Today, we honor the life and legacy of Dr. Martin Luther King, Jr., the icon for advancing civil rights. But we in the labor movement also honor Dr. King’s commitment to economic justice and his advocacy of unionism to achieve workplace freedom.
Civil rights and worker rights are intertwined as Dr. King said in 1961 at the AFL-CIO Convention, “That is why the labor-hater and labor-baiter is virtually always a twin-headed creature spewing anti-Negro epithets from one mouth and anti-labor propaganda from the other mouth.”
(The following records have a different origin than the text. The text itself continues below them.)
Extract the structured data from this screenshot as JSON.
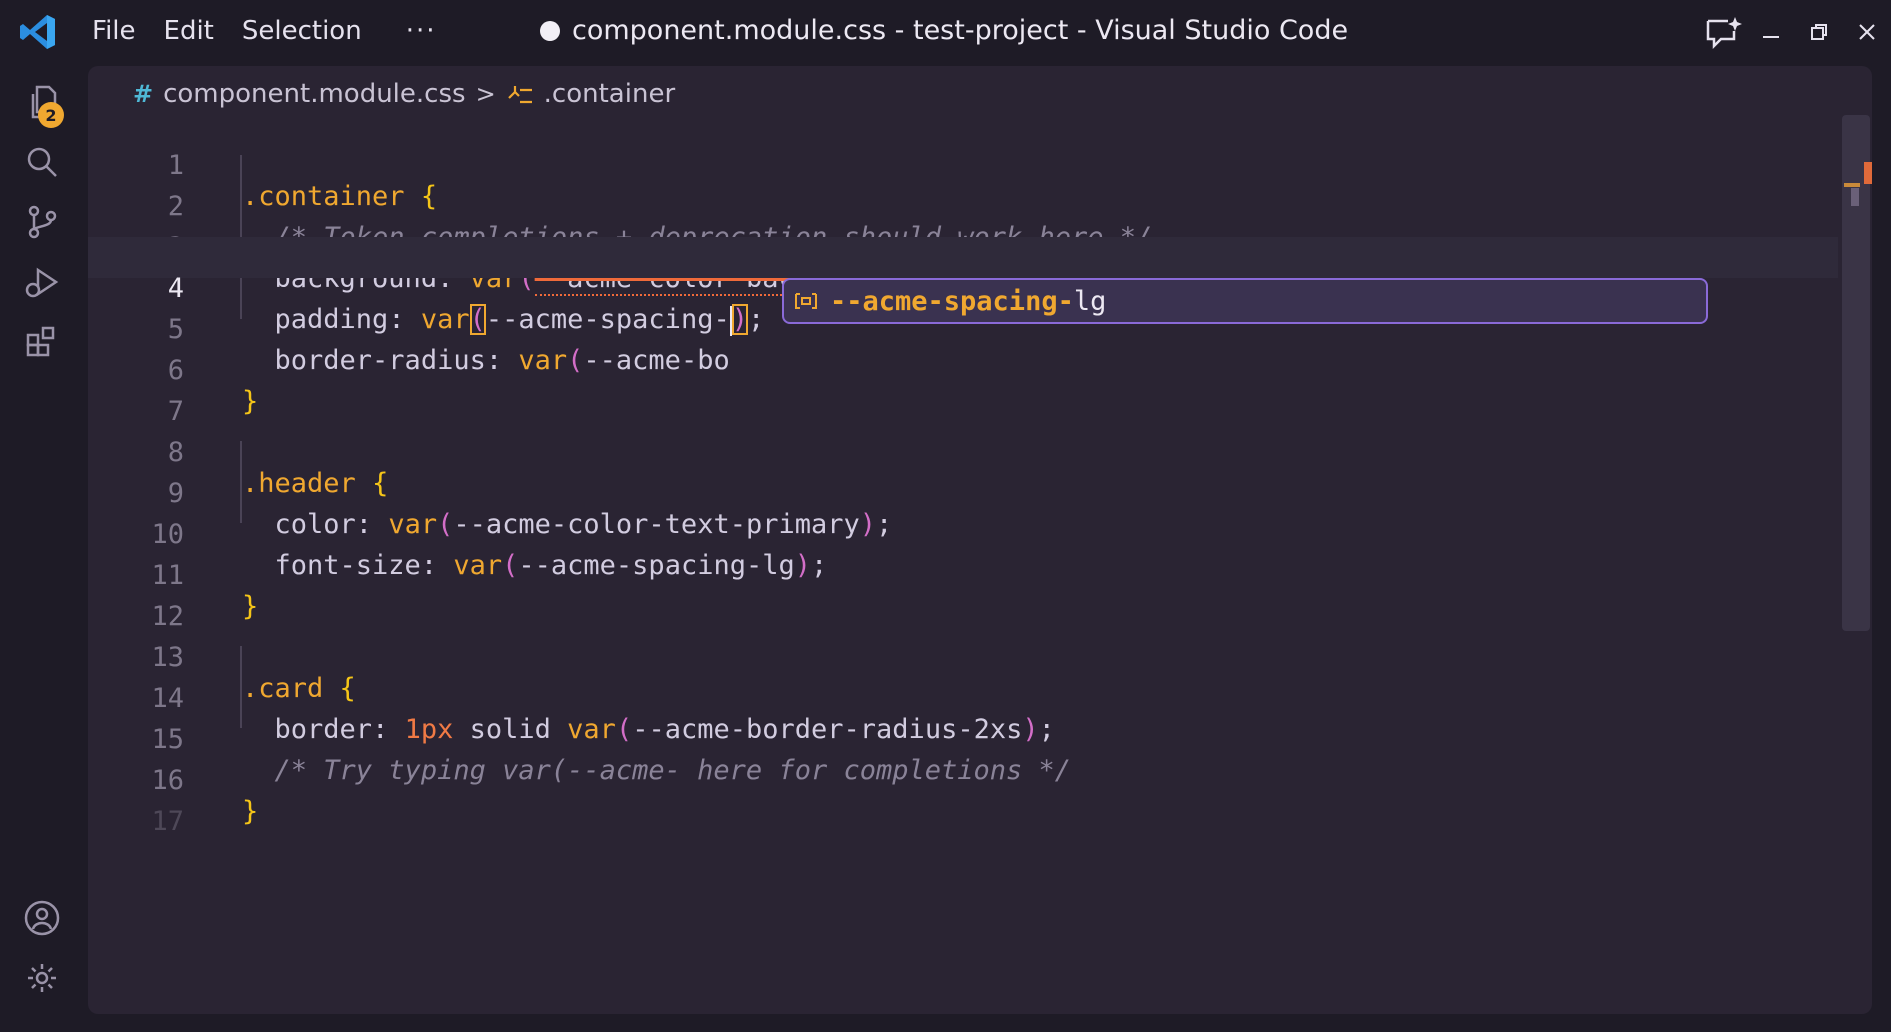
{
  "menu": {
    "file": "File",
    "edit": "Edit",
    "selection": "Selection",
    "more": "···"
  },
  "window": {
    "title": "component.module.css - test-project - Visual Studio Code"
  },
  "activity": {
    "explorer_badge": "2"
  },
  "breadcrumb": {
    "hash": "#",
    "file": "component.module.css",
    "sep": ">",
    "symbol": ".container"
  },
  "lines": {
    "n1": "1",
    "n2": "2",
    "n3": "3",
    "n4": "4",
    "n5": "5",
    "n6": "6",
    "n7": "7",
    "n8": "8",
    "n9": "9",
    "n10": "10",
    "n11": "11",
    "n12": "12",
    "n13": "13",
    "n14": "14",
    "n15": "15",
    "n16": "16",
    "n17": "17"
  },
  "code": {
    "l1_sel": ".container",
    "l2_comment": "/* Token completions + deprecation should work here */",
    "l3_prop": "background",
    "l3_var": "--acme-color-background-button-primary-pressed",
    "l4_prop": "padding",
    "l4_var": "--acme-spacing-",
    "l5_prop": "border-radius",
    "l5_var": "--acme-bo",
    "l8_sel": ".header",
    "l9_prop": "color",
    "l9_var": "--acme-color-text-primary",
    "l10_prop": "font-size",
    "l10_var": "--acme-spacing-lg",
    "l13_sel": ".card",
    "l14_prop": "border",
    "l14_num": "1px",
    "l14_kw": "solid",
    "l14_var": "--acme-border-radius-2xs",
    "l15_comment": "/* Try typing var(--acme- here for completions */",
    "brace_open": "{",
    "brace_close": "}",
    "fn": "var",
    "colon": ": ",
    "open_paren": "(",
    "close_paren": ")",
    "semi": ";"
  },
  "suggest": {
    "match": "--acme-spacing-",
    "rest": "lg"
  },
  "colors": {
    "accent": "#f0a830",
    "suggest_border": "#8a6ad8",
    "deprecated": "#f06a3a"
  }
}
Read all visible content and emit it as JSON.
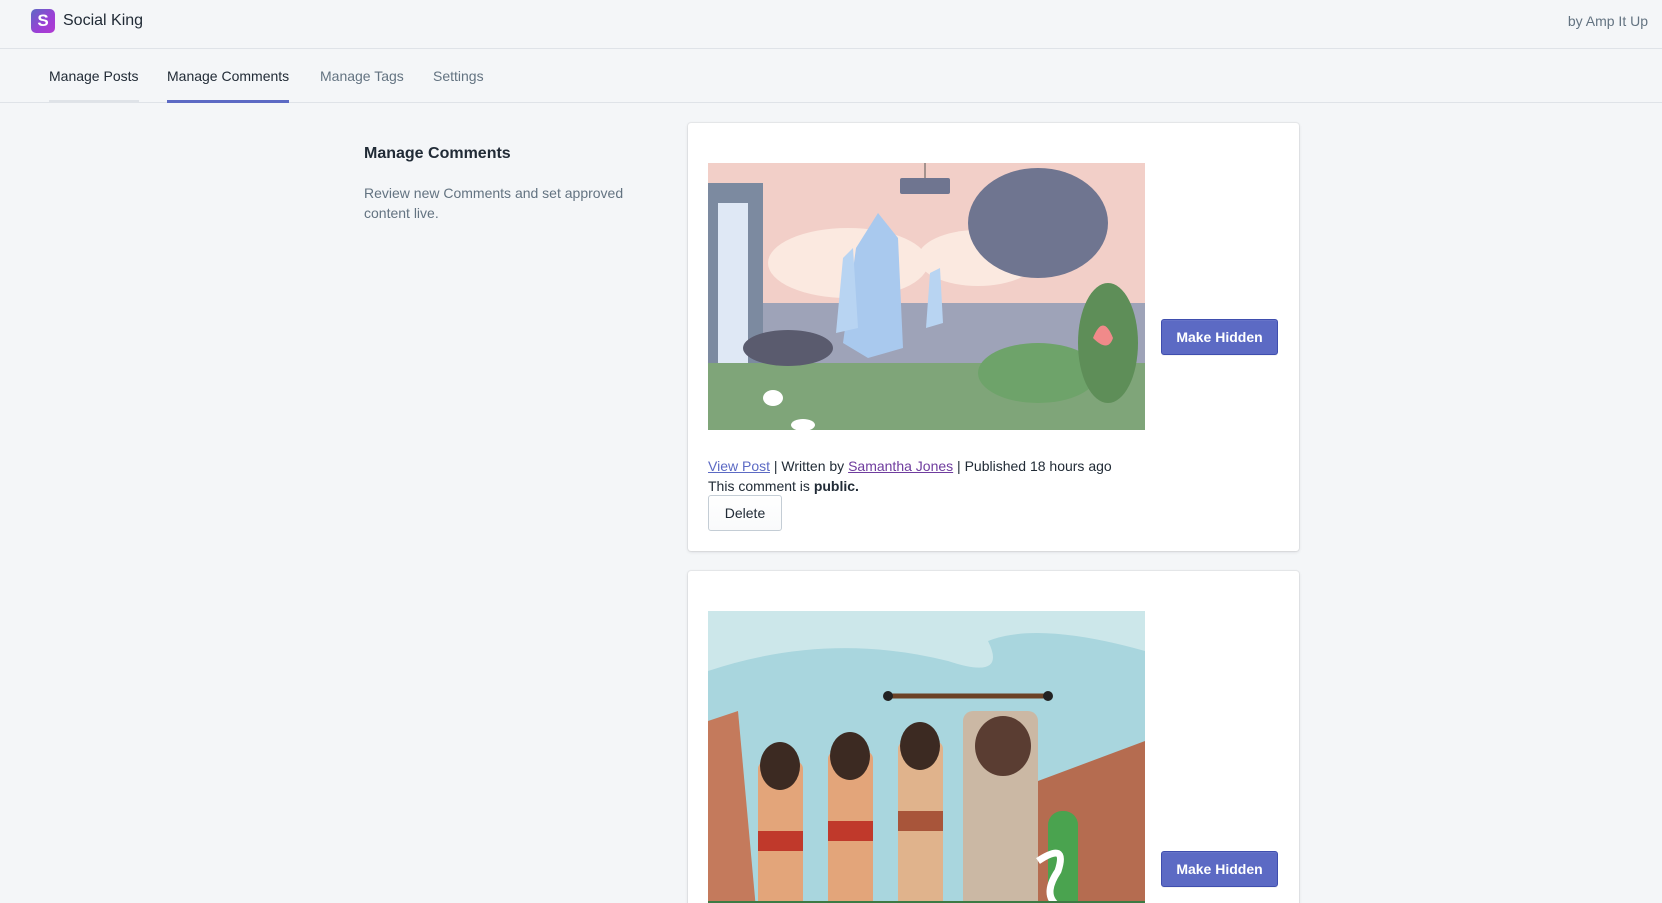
{
  "app": {
    "name": "Social King",
    "logo_letter": "S",
    "byline": "by Amp It Up"
  },
  "tabs": [
    {
      "label": "Manage Posts"
    },
    {
      "label": "Manage Comments",
      "active": true
    },
    {
      "label": "Manage Tags"
    },
    {
      "label": "Settings"
    }
  ],
  "section": {
    "title": "Manage Comments",
    "description": "Review new Comments and set approved content live."
  },
  "comments": [
    {
      "image": "crystal-landscape-illustration",
      "view_post": "View Post",
      "written_by_prefix": " | Written by ",
      "author": "Samantha Jones",
      "published": " | Published 18 hours ago",
      "status_prefix": "This comment is ",
      "status": "public.",
      "make_hidden": "Make Hidden",
      "delete": "Delete"
    },
    {
      "image": "native-warriors-illustration",
      "make_hidden": "Make Hidden"
    }
  ],
  "colors": {
    "accent": "#5c6ac4",
    "background": "#f4f6f8",
    "text_subdued": "#637381"
  }
}
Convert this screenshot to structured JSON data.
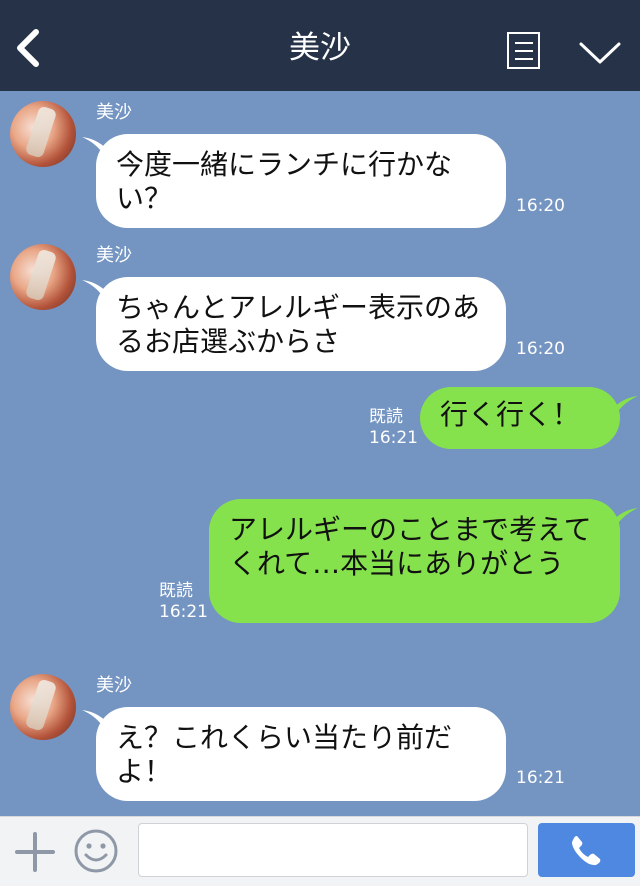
{
  "header": {
    "title": "美沙"
  },
  "messages": [
    {
      "sender": "美沙",
      "text": "今度一緒にランチに行かない？",
      "time": "16:20"
    },
    {
      "sender": "美沙",
      "text": "ちゃんとアレルギー表示のあるお店選ぶからさ",
      "time": "16:20"
    },
    {
      "text": "行く行く！",
      "read": "既読",
      "time": "16:21"
    },
    {
      "text": "アレルギーのことまで考えてくれて…本当にありがとう",
      "read": "既読",
      "time": "16:21"
    },
    {
      "sender": "美沙",
      "text": "え？これくらい当たり前だよ！",
      "time": "16:21"
    }
  ],
  "footer": {
    "input_value": ""
  },
  "colors": {
    "header": "#263248",
    "chat_bg": "#7494c1",
    "outgoing_bubble": "#86e24c",
    "send_button": "#4f88e0"
  }
}
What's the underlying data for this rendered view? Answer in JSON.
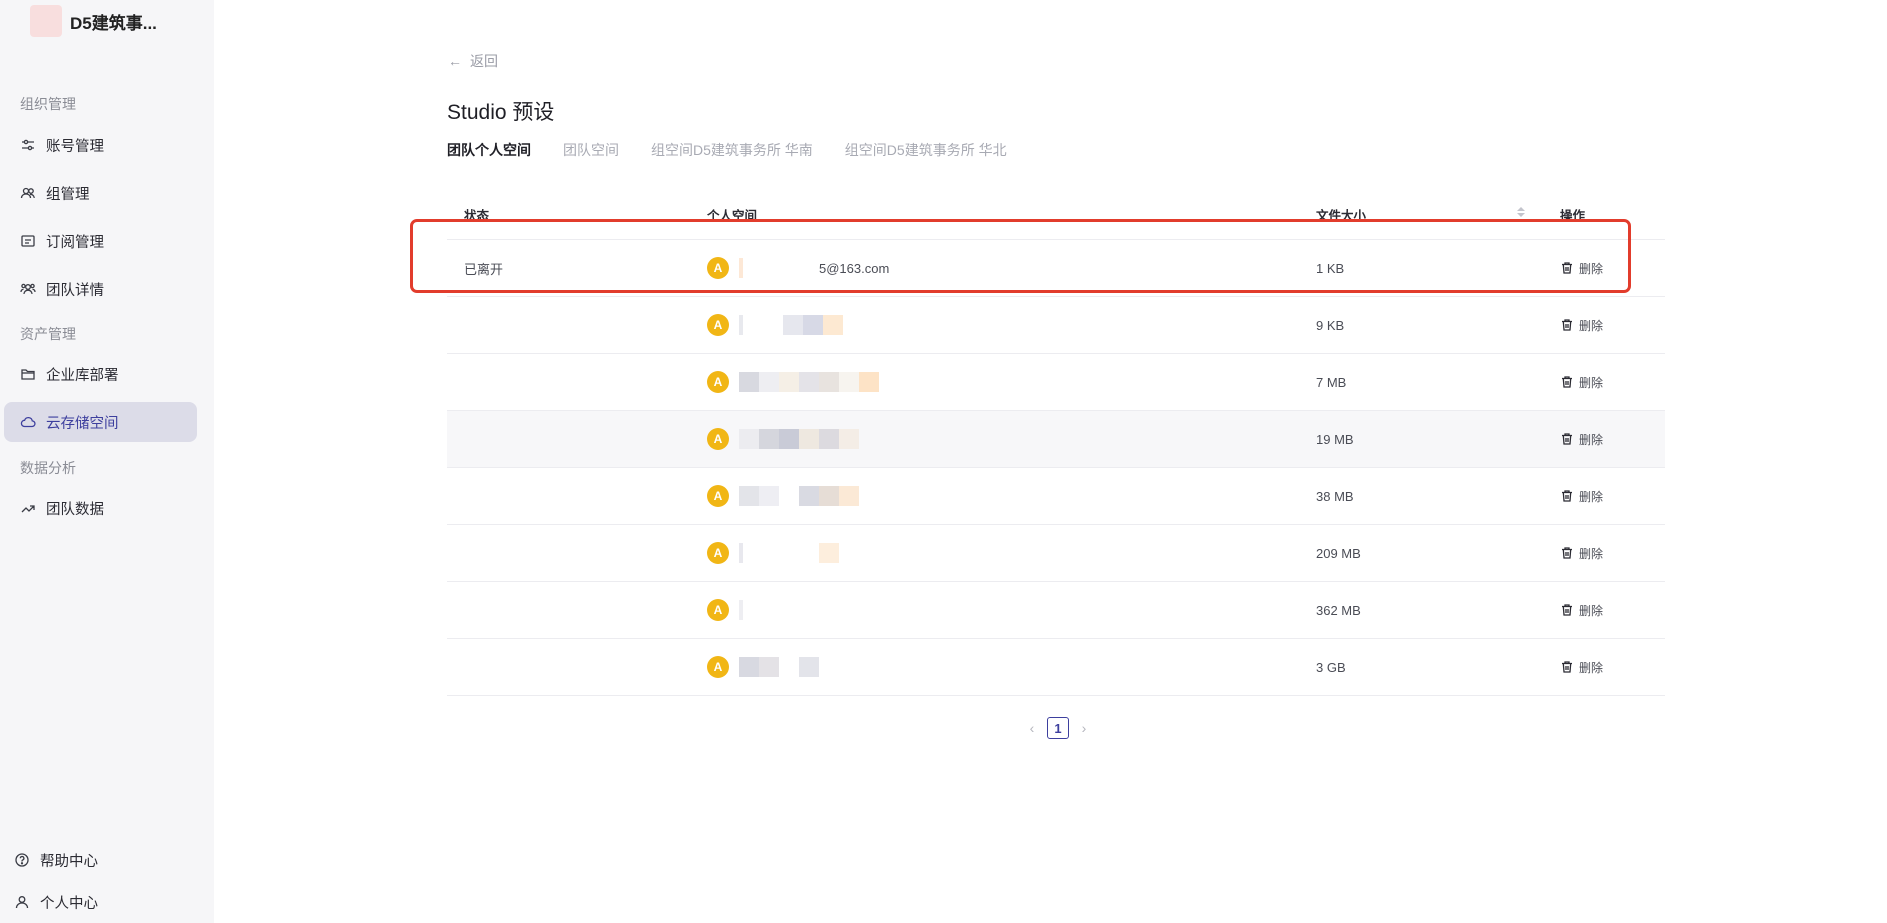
{
  "org": {
    "name": "D5建筑事..."
  },
  "sidebar": {
    "sections": [
      {
        "title": "组织管理",
        "items": [
          {
            "label": "账号管理",
            "icon": "sliders-icon"
          },
          {
            "label": "组管理",
            "icon": "users-icon"
          },
          {
            "label": "订阅管理",
            "icon": "card-icon"
          },
          {
            "label": "团队详情",
            "icon": "team-icon"
          }
        ]
      },
      {
        "title": "资产管理",
        "items": [
          {
            "label": "企业库部署",
            "icon": "folder-icon"
          },
          {
            "label": "云存储空间",
            "icon": "cloud-icon",
            "active": true
          }
        ]
      },
      {
        "title": "数据分析",
        "items": [
          {
            "label": "团队数据",
            "icon": "trend-icon"
          }
        ]
      }
    ],
    "bottom": [
      {
        "label": "帮助中心",
        "icon": "help-icon"
      },
      {
        "label": "个人中心",
        "icon": "person-icon"
      }
    ]
  },
  "main": {
    "back_label": "返回",
    "title": "Studio 预设",
    "tabs": [
      {
        "label": "团队个人空间",
        "active": true
      },
      {
        "label": "团队空间"
      },
      {
        "label": "组空间D5建筑事务所 华南"
      },
      {
        "label": "组空间D5建筑事务所 华北"
      }
    ]
  },
  "table": {
    "columns": {
      "status": "状态",
      "space": "个人空间",
      "size": "文件大小",
      "ops": "操作"
    },
    "rows": [
      {
        "status": "已离开",
        "avatar": "A",
        "email": "5@163.com",
        "size": "1 KB",
        "op": "删除"
      },
      {
        "status": "",
        "avatar": "A",
        "email": "",
        "size": "9 KB",
        "op": "删除"
      },
      {
        "status": "",
        "avatar": "A",
        "email": "",
        "size": "7 MB",
        "op": "删除"
      },
      {
        "status": "",
        "avatar": "A",
        "email": "",
        "size": "19 MB",
        "op": "删除"
      },
      {
        "status": "",
        "avatar": "A",
        "email": "",
        "size": "38 MB",
        "op": "删除"
      },
      {
        "status": "",
        "avatar": "A",
        "email": "",
        "size": "209 MB",
        "op": "删除"
      },
      {
        "status": "",
        "avatar": "A",
        "email": "",
        "size": "362 MB",
        "op": "删除"
      },
      {
        "status": "",
        "avatar": "A",
        "email": "",
        "size": "3 GB",
        "op": "删除"
      }
    ]
  },
  "pagination": {
    "current": "1",
    "prev": "‹",
    "next": "›"
  },
  "colors": {
    "accent": "#3d3f9e",
    "avatar": "#f1b615",
    "highlight": "#e23c2c"
  }
}
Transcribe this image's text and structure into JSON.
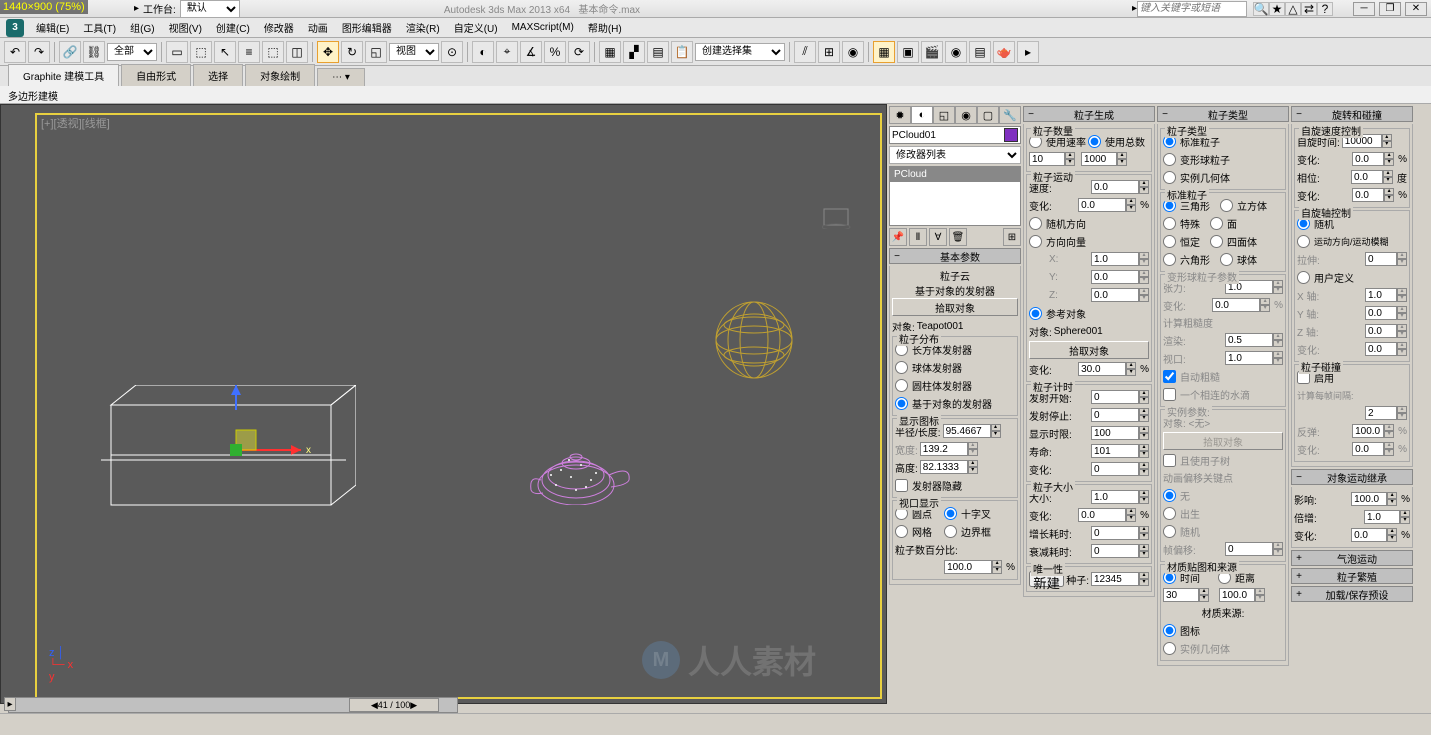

Dr. King’s unwavering belief that a more perfect union lies at the intersection of societal equality and workplace democracy laid the foundation for the AFL-CIO’s mission to achieve economic and social justice. To this day, the trade union movement embodies this belief as we see in the renewed effort to empower workers through new organizing campaigns and fair contracts, while testifying and marching for equality, civil rights and voter protections.
Today, we will reflect upon and praise the life and legacy of Martin Luther King, Jr., as we reenergize our charge to achieve the dream he spoke at the same AFL-CIO Convention:
“I look forward confidently to the day when all who work for a living will be one with no thought to their separateness as Negroes, Jews, Italians or any other distinctions. This will be the day when we bring into full realization the American dream;a dream yet unfulfilled. A dream of equality of opportunity, of privilege and property widely distributed; a dream of a land where men will not take necessities from the many to give luxuries to the few; a dream of a land where men will not argue that the color of a man’s skin determines the content of his character; a dream of a nation where all our gifts and resources are held not for ourselves alone, but as instruments of service for the rest of humanity; the dream of a country where every man will respect the dignity and worth of the human personality. That is the dream…”